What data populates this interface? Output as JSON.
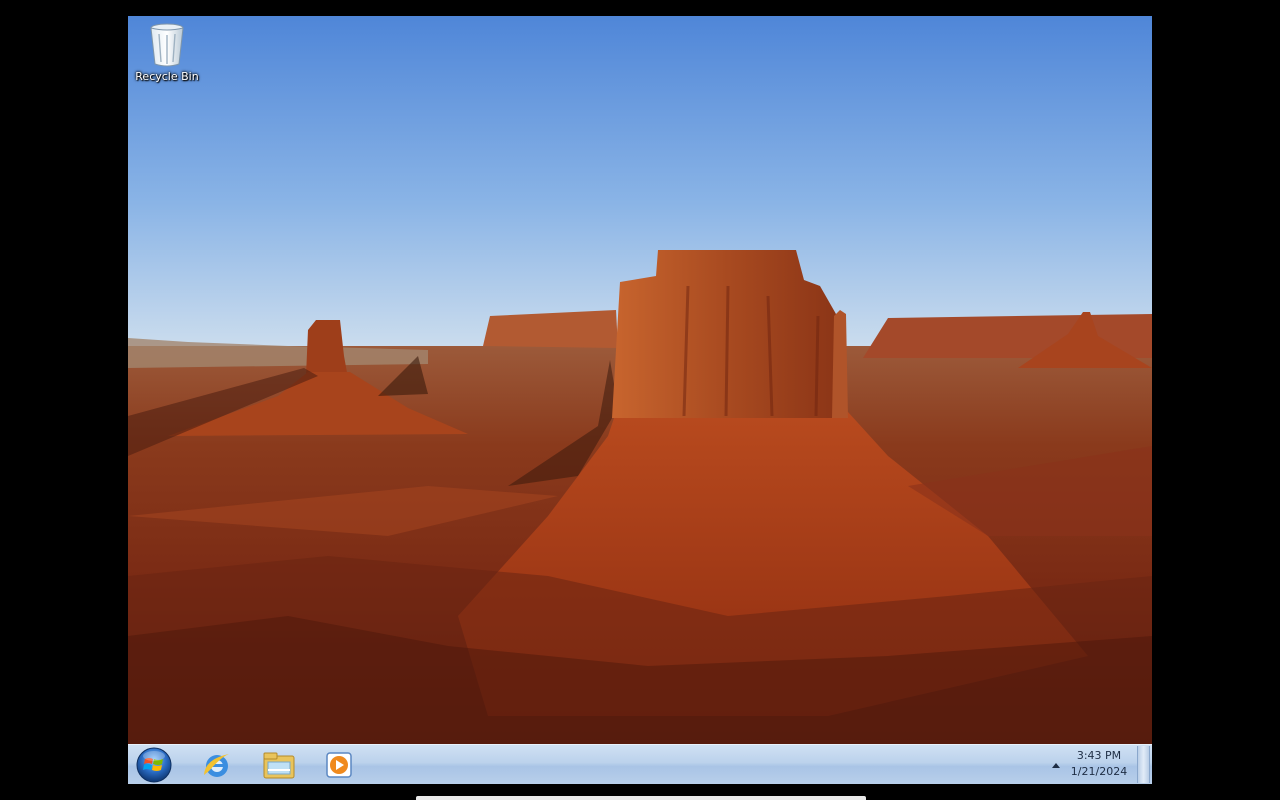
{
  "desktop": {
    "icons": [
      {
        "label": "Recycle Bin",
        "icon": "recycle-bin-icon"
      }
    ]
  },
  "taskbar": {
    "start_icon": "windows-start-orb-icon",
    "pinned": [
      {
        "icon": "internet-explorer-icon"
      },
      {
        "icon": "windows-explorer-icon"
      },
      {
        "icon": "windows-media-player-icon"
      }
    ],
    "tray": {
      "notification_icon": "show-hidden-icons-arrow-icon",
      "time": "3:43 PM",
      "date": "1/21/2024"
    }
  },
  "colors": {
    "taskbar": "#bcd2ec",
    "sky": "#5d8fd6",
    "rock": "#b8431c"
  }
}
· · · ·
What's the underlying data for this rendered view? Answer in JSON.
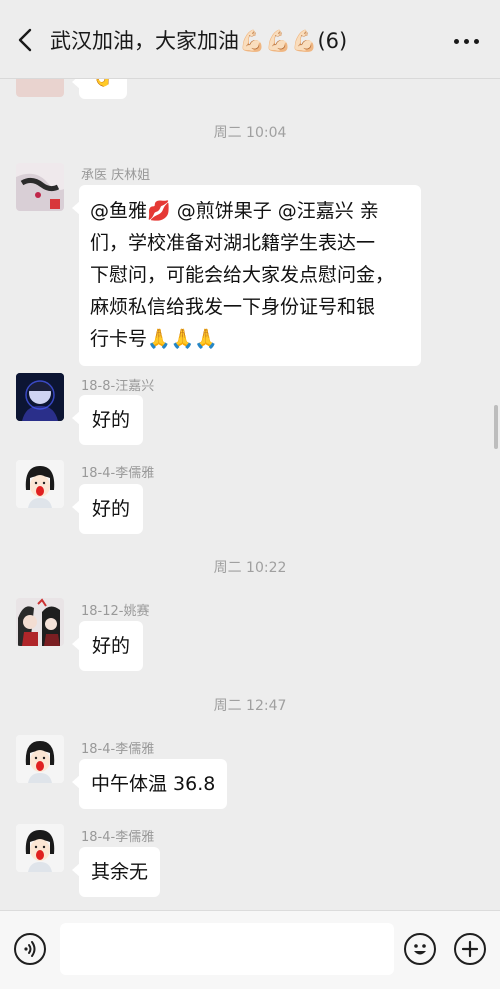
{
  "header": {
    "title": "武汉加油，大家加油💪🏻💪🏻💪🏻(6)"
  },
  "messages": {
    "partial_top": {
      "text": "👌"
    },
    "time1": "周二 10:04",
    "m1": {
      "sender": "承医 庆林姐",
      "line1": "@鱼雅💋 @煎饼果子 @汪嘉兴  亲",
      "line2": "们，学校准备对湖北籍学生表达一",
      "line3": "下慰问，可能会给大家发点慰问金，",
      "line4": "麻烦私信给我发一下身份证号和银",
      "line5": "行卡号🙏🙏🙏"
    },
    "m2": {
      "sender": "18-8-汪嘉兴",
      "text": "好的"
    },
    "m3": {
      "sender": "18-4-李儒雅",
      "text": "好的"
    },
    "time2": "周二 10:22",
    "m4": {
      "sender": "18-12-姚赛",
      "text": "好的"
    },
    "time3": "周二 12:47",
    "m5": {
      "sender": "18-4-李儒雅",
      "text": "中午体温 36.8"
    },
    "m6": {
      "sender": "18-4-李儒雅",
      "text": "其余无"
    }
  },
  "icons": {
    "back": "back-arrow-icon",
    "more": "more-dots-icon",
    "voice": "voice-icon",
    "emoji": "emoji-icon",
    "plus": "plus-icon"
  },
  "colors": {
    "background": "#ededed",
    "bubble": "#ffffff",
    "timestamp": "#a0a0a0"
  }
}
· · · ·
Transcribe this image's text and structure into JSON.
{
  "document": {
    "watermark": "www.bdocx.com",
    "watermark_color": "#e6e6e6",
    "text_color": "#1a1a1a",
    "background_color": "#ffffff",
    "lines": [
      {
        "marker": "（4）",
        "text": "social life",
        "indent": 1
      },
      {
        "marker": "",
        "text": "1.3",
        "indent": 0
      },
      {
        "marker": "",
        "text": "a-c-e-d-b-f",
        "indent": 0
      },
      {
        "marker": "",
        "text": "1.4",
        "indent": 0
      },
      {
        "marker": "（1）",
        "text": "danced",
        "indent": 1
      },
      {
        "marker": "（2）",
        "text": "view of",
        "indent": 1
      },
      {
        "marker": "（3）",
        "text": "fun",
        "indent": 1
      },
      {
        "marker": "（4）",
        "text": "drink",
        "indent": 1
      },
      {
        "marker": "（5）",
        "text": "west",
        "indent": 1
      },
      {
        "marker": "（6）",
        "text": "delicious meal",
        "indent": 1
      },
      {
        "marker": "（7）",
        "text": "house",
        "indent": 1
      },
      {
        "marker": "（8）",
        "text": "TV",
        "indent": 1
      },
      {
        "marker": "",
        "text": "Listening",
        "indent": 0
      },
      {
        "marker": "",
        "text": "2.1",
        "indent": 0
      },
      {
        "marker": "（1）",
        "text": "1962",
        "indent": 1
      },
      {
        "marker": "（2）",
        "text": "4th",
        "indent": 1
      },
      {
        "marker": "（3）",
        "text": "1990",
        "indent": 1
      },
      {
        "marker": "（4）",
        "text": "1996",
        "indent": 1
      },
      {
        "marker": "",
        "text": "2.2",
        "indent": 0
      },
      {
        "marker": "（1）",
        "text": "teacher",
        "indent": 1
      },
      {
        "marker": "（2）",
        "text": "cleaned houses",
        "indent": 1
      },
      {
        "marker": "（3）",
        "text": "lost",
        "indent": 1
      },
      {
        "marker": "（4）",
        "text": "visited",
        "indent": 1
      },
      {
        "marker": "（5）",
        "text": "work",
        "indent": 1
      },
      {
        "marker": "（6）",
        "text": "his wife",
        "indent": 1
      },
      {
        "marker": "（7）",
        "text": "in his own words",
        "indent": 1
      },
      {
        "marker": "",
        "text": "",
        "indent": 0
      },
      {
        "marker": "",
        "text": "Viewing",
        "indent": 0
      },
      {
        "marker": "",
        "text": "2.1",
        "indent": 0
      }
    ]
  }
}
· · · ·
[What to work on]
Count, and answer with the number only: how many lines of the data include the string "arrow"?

[Final answer]
2